“Growth in innovation here at home leads to jobs and prosperity across the region,” said David Saucy, vice-president of the construction and equipment division of JDI. “The set-up of MAMCE is unique and different from all the manufacturing centres of excellence – the first 3D printer located … in a commercial workspace.”
“This unique setting will allow researchers, students from the community colleges, as well as our business development leads, to interact in a common and collaborative work environment.”
Saucy says custom fabricators and machinists have a “proud history” in the province’s shipbuilding and marine industry, and this will afford them the opportunity to be part of the workforce of the future.
“We are confident that additive manufacturing is a game-changing technology that will be a disruptive force in the manufacturing sector for years to come,” he said. “We look forward to working closely with UNB and the community colleges in New Brunswick and Nova Scotia to provide a hands-on for the next generation of workers in the advanced manufacturing industry.”
Laura Richard, director of research at the New Brunswick Innovation Foundation (NBIF) says the centre could also benefit startups and other small companies in the province.
“We’re particularly excited about the potential for local companies to benefit from this centre,” she said. “A significant part of our foundation’s work is focused on startups and small companies across the province. As such, we all too aware of the challenges they face competing in a global environment that’s in the midst of an advanced manufacturing revolution.”
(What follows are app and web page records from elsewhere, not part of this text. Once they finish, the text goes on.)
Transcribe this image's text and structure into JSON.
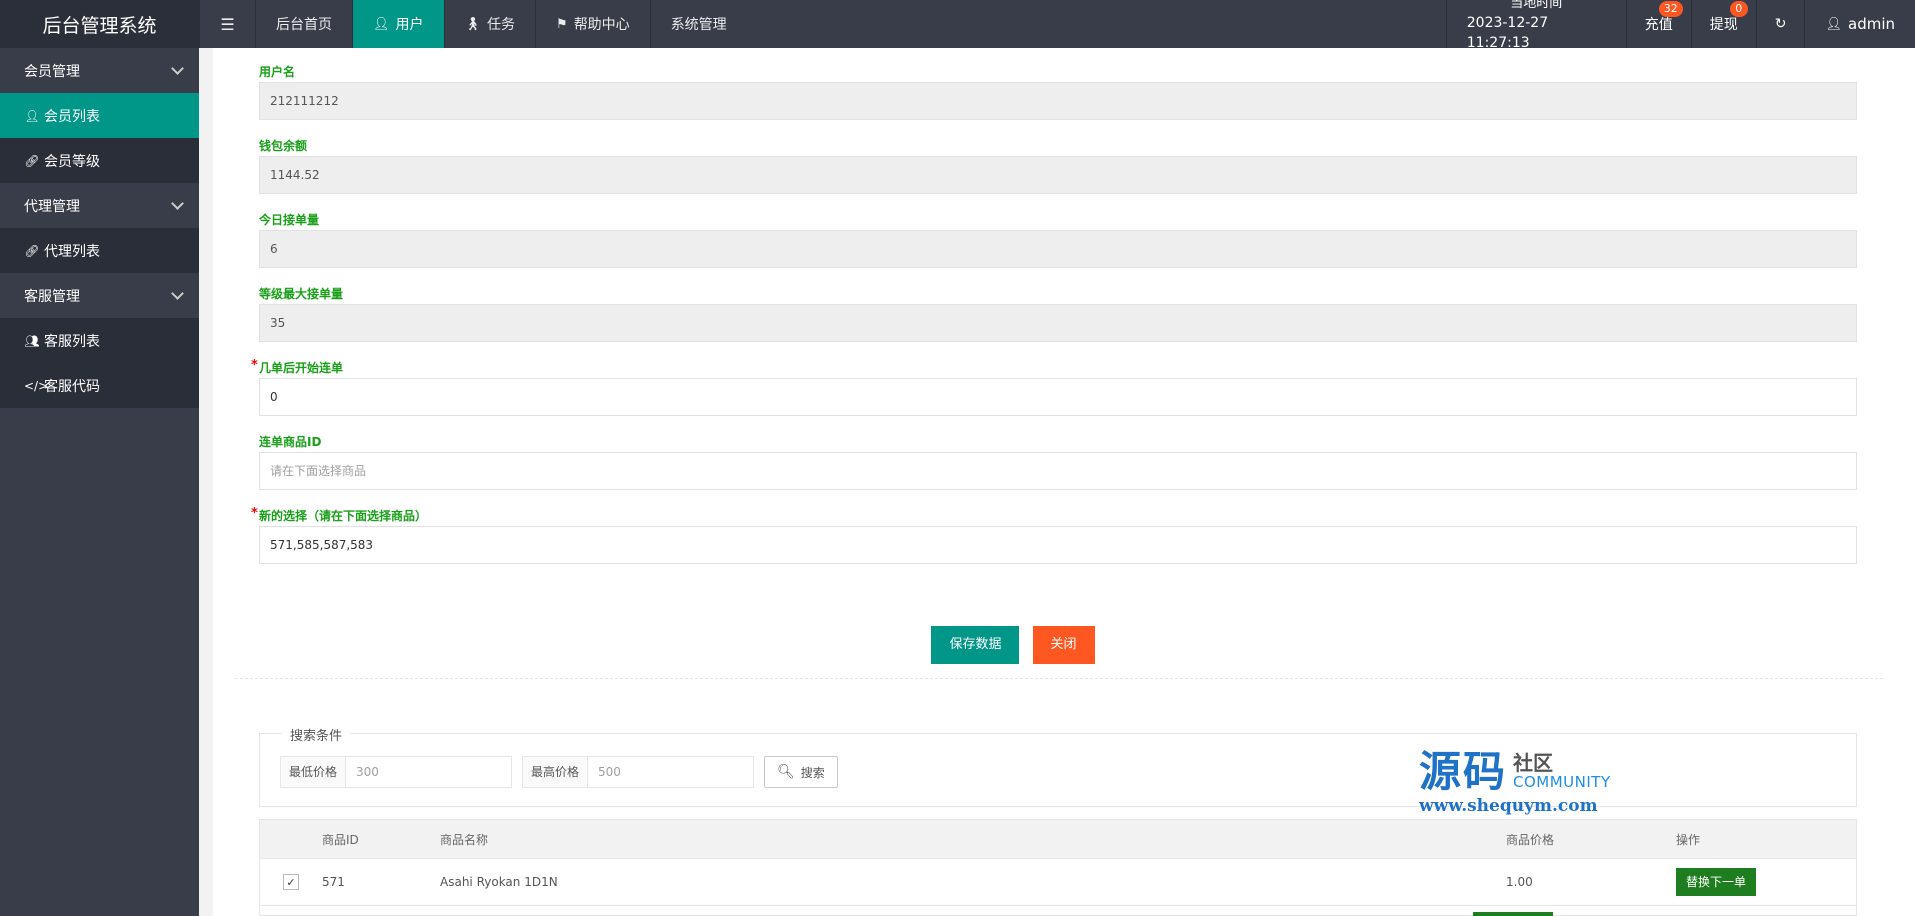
{
  "app": {
    "title": "后台管理系统"
  },
  "header": {
    "nav": [
      {
        "label": "后台首页",
        "icon": ""
      },
      {
        "label": "用户",
        "icon": "user-icon",
        "active": true
      },
      {
        "label": "任务",
        "icon": "walk-icon"
      },
      {
        "label": "帮助中心",
        "icon": "flag-icon"
      },
      {
        "label": "系统管理",
        "icon": ""
      }
    ],
    "clock_label": "当地时间",
    "clock_value": "2023-12-27 11:27:13",
    "recharge_label": "充值",
    "recharge_badge": "32",
    "withdraw_label": "提现",
    "withdraw_badge": "0",
    "admin_label": "admin"
  },
  "sidebar": {
    "groups": [
      {
        "label": "会员管理",
        "items": [
          {
            "label": "会员列表",
            "icon": "user-icon",
            "active": true
          },
          {
            "label": "会员等级",
            "icon": "link-icon"
          }
        ]
      },
      {
        "label": "代理管理",
        "items": [
          {
            "label": "代理列表",
            "icon": "link-icon"
          }
        ]
      },
      {
        "label": "客服管理",
        "items": [
          {
            "label": "客服列表",
            "icon": "users-icon"
          },
          {
            "label": "客服代码",
            "icon": "code-icon"
          }
        ]
      }
    ]
  },
  "form": {
    "username": {
      "label": "用户名",
      "value": "212111212"
    },
    "balance": {
      "label": "钱包余额",
      "value": "1144.52"
    },
    "today_orders": {
      "label": "今日接单量",
      "value": "6"
    },
    "max_orders": {
      "label": "等级最大接单量",
      "value": "35"
    },
    "start_after": {
      "label": "几单后开始连单",
      "value": "0"
    },
    "product_id": {
      "label": "连单商品ID",
      "value": "",
      "placeholder": "请在下面选择商品"
    },
    "new_choice": {
      "label": "新的选择（请在下面选择商品）",
      "value": "571,585,587,583"
    },
    "save_label": "保存数据",
    "close_label": "关闭"
  },
  "search": {
    "legend": "搜索条件",
    "min_label": "最低价格",
    "min_placeholder": "300",
    "max_label": "最高价格",
    "max_placeholder": "500",
    "button_label": "搜索"
  },
  "table": {
    "headers": {
      "id": "商品ID",
      "name": "商品名称",
      "price": "商品价格",
      "op": "操作"
    },
    "rows": [
      {
        "checked": true,
        "id": "571",
        "name": "Asahi Ryokan 1D1N",
        "price": "1.00",
        "action": "替换下一单"
      }
    ]
  },
  "watermark": {
    "big": "源码",
    "side_cn": "社区",
    "side_en": "COMMUNITY",
    "url": "www.shequym.com"
  },
  "colors": {
    "header_bg": "#393d49",
    "accent": "#009688",
    "danger": "#ff5722",
    "label_green": "#1aa01a",
    "action_green": "#1e7d1e"
  }
}
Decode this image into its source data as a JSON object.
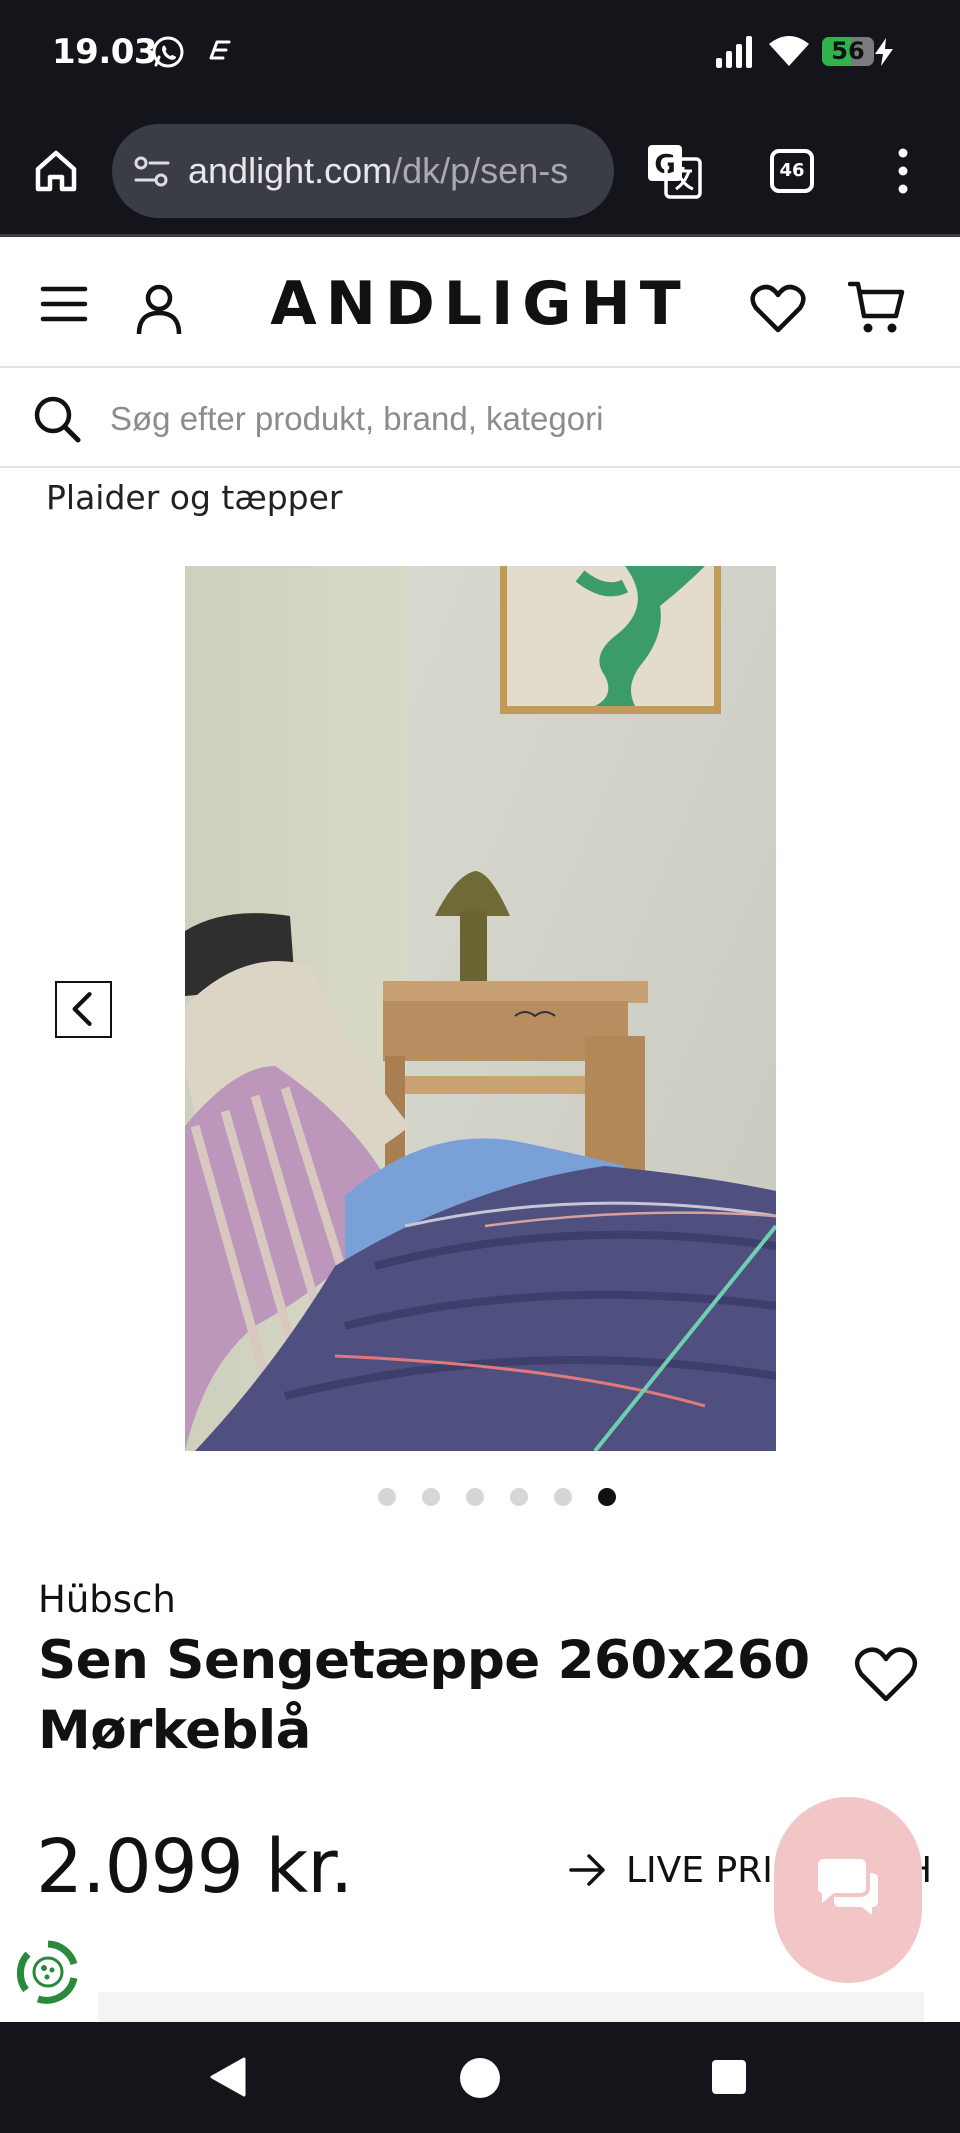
{
  "status_bar": {
    "time": "19.03",
    "battery_percent": "56",
    "battery_level": 0.56,
    "icons": [
      "whatsapp-icon",
      "e-notification-icon",
      "signal-icon",
      "wifi-icon",
      "battery-icon",
      "charging-bolt-icon"
    ]
  },
  "browser": {
    "url_domain": "andlight.com",
    "url_path": "/dk/p/sen-s",
    "tab_count": "46",
    "icons": [
      "home-icon",
      "site-settings-icon",
      "translate-icon",
      "tabs-icon",
      "more-vert-icon"
    ]
  },
  "header": {
    "logo": "ANDLIGHT",
    "icons": [
      "menu-icon",
      "account-icon",
      "heart-icon",
      "cart-icon"
    ]
  },
  "search": {
    "placeholder": "Søg efter produkt, brand, kategori",
    "value": ""
  },
  "breadcrumb": "Plaider og tæpper",
  "carousel": {
    "slide_count": 6,
    "active_index": 5,
    "image_description_icon": "product-photo"
  },
  "product": {
    "brand": "Hübsch",
    "title": "Sen Sengetæppe 260x260 Mørkeblå",
    "price": "2.099 kr.",
    "live_price_label": "LIVE PRIS MATCH"
  },
  "colors": {
    "system_bar": "#14151b",
    "url_pill": "#3a3d45",
    "battery_green": "#2fb34a",
    "chat_bubble": "#f2c6c7",
    "eco_green": "#2a8a3c",
    "active_dot": "#111111",
    "inactive_dot": "#d6d6d6"
  }
}
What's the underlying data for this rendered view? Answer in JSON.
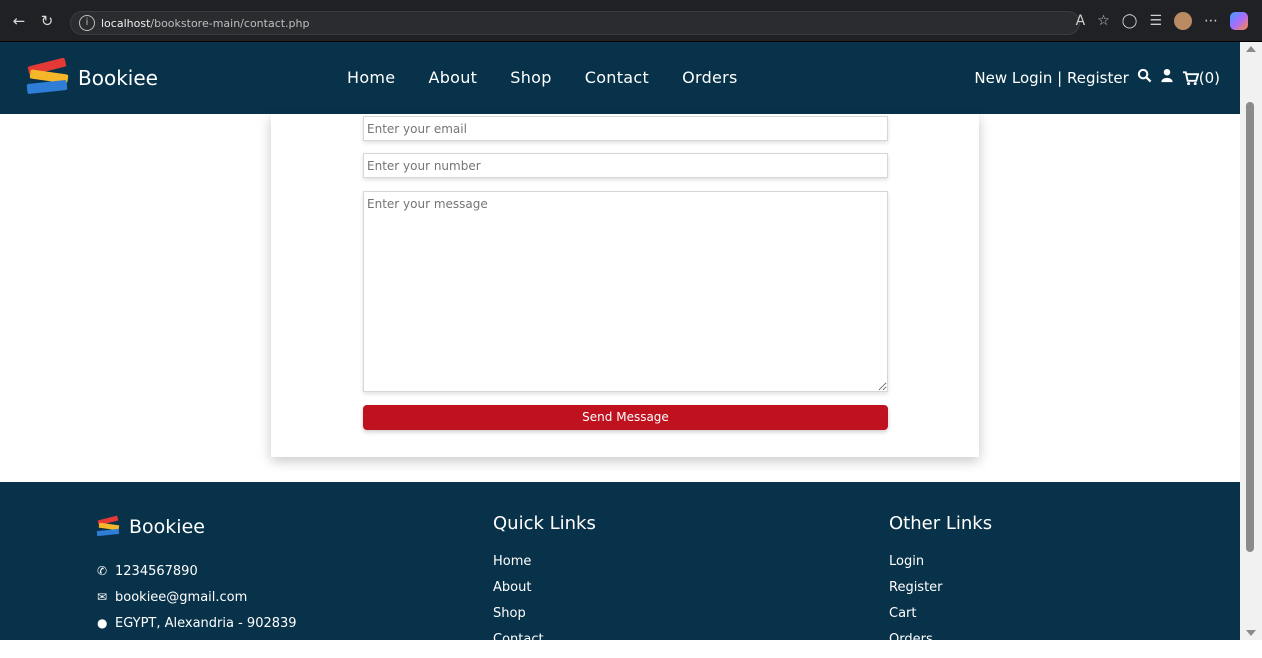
{
  "browser": {
    "url_host": "localhost",
    "url_path": "/bookstore-main/contact.php"
  },
  "header": {
    "brand": "Bookiee",
    "nav": [
      {
        "label": "Home"
      },
      {
        "label": "About"
      },
      {
        "label": "Shop"
      },
      {
        "label": "Contact"
      },
      {
        "label": "Orders"
      }
    ],
    "new_label": "New",
    "login_label": "Login",
    "separator": "|",
    "register_label": "Register",
    "cart_count": "(0)"
  },
  "form": {
    "email_placeholder": "Enter your email",
    "number_placeholder": "Enter your number",
    "message_placeholder": "Enter your message",
    "submit_label": "Send Message"
  },
  "footer": {
    "brand": "Bookiee",
    "phone": "1234567890",
    "email": "bookiee@gmail.com",
    "address": "EGYPT, Alexandria - 902839",
    "quick_links_title": "Quick Links",
    "quick_links": [
      "Home",
      "About",
      "Shop",
      "Contact"
    ],
    "other_links_title": "Other Links",
    "other_links": [
      "Login",
      "Register",
      "Cart",
      "Orders"
    ]
  },
  "colors": {
    "header_bg": "#08324a",
    "accent_red": "#c0111f"
  },
  "icons": {
    "search": "search-icon",
    "user": "user-icon",
    "cart": "cart-icon",
    "phone": "phone-icon",
    "mail": "envelope-icon",
    "location": "map-marker-icon"
  }
}
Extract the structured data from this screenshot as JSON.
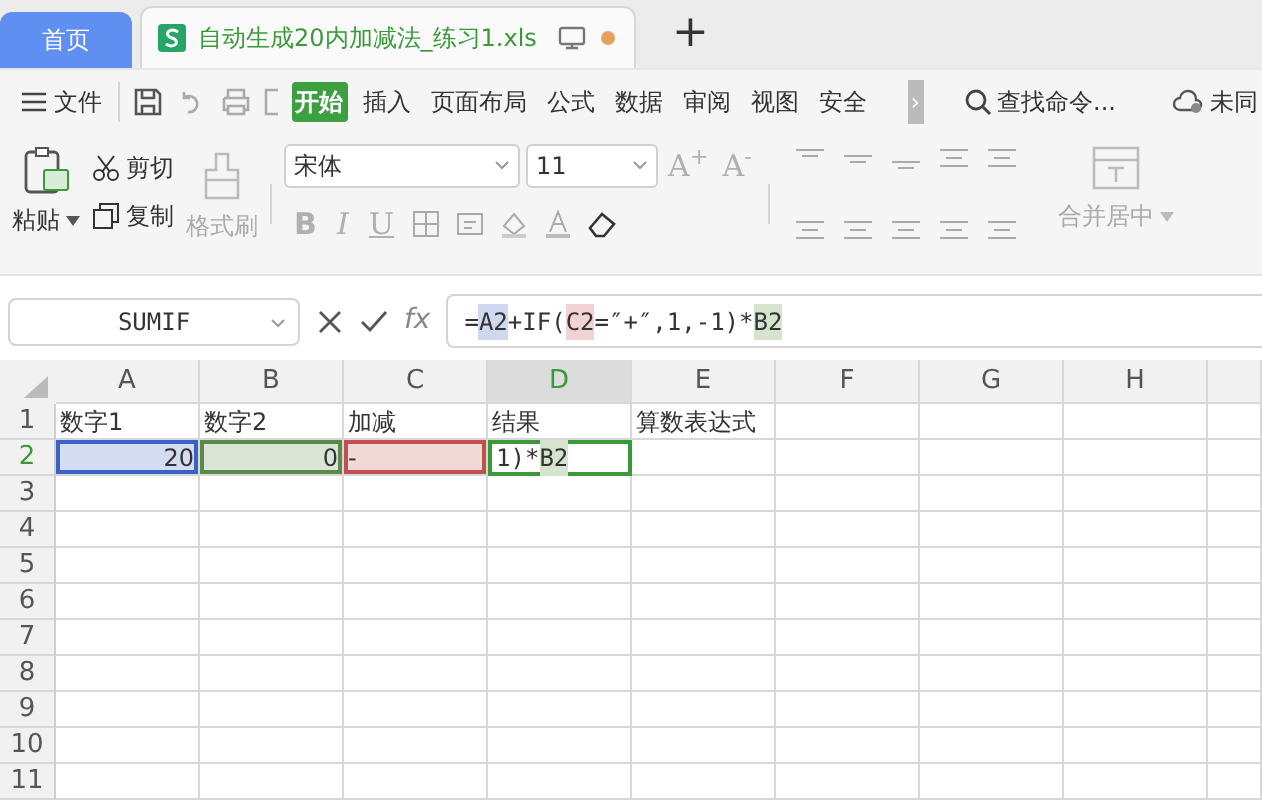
{
  "tabs": [
    {
      "label": "首页",
      "kind": "home",
      "selected": false
    },
    {
      "label": "自动生成20内加减法_练习1.xls",
      "kind": "document",
      "selected": true,
      "modified": true
    }
  ],
  "new_tab": "+",
  "menu": {
    "file": "文件",
    "items": [
      {
        "label": "开始",
        "selected": true
      },
      {
        "label": "插入",
        "selected": false
      },
      {
        "label": "页面布局",
        "selected": false
      },
      {
        "label": "公式",
        "selected": false
      },
      {
        "label": "数据",
        "selected": false
      },
      {
        "label": "审阅",
        "selected": false
      },
      {
        "label": "视图",
        "selected": false
      },
      {
        "label": "安全",
        "selected": false
      }
    ],
    "more": "›",
    "search": "查找命令...",
    "sync": "未同"
  },
  "ribbon": {
    "paste": "粘贴",
    "cut": "剪切",
    "copy": "复制",
    "format_painter": "格式刷",
    "font": "宋体",
    "size": "11",
    "grow": "A$^{+}$",
    "shrink": "A$^{-}$",
    "bold": "B",
    "italic": "I",
    "underline": "U",
    "merge": "合并居中"
  },
  "formula_bar": {
    "name_box": "SUMIF",
    "fx": "fx",
    "formula": [
      {
        "text": "="
      },
      {
        "text": "A2",
        "color": "#d0d8f0"
      },
      {
        "text": "+IF("
      },
      {
        "text": "C2",
        "color": "#f2d3d3"
      },
      {
        "text": "=″+″,1,-1)*"
      },
      {
        "text": "B2",
        "color": "#d6e3cf"
      }
    ]
  },
  "sheet": {
    "columns": [
      {
        "label": "A",
        "selected": false
      },
      {
        "label": "B",
        "selected": false
      },
      {
        "label": "C",
        "selected": false
      },
      {
        "label": "D",
        "selected": true
      },
      {
        "label": "E",
        "selected": false
      },
      {
        "label": "F",
        "selected": false
      },
      {
        "label": "G",
        "selected": false
      },
      {
        "label": "H",
        "selected": false
      }
    ],
    "rows": [
      {
        "label": "1",
        "selected": false,
        "cells": [
          {
            "text": "数字1"
          },
          {
            "text": "数字2"
          },
          {
            "text": "加减"
          },
          {
            "text": "结果"
          },
          {
            "text": "算数表达式"
          }
        ]
      },
      {
        "label": "2",
        "selected": true,
        "cells": [
          {
            "text": "20",
            "kind": "number",
            "color": "#3a62c4"
          },
          {
            "text": "0",
            "kind": "number",
            "color": "#5a8a4a"
          },
          {
            "text": "-",
            "color": "#c0504d"
          },
          {
            "kind": "editing",
            "segments": [
              {
                "text": "1)*"
              },
              {
                "text": "B2",
                "color": "#d6e3cf"
              }
            ]
          }
        ]
      },
      {
        "label": "3",
        "selected": false
      },
      {
        "label": "4",
        "selected": false
      },
      {
        "label": "5",
        "selected": false
      },
      {
        "label": "6",
        "selected": false
      },
      {
        "label": "7",
        "selected": false
      },
      {
        "label": "8",
        "selected": false
      },
      {
        "label": "9",
        "selected": false
      },
      {
        "label": "10",
        "selected": false
      },
      {
        "label": "11",
        "selected": false
      }
    ]
  }
}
“The capability that this centre offers is to network with academics and researchers, prototype on 3D printers, learn fast and thus evolve is a game-changer for these companies.”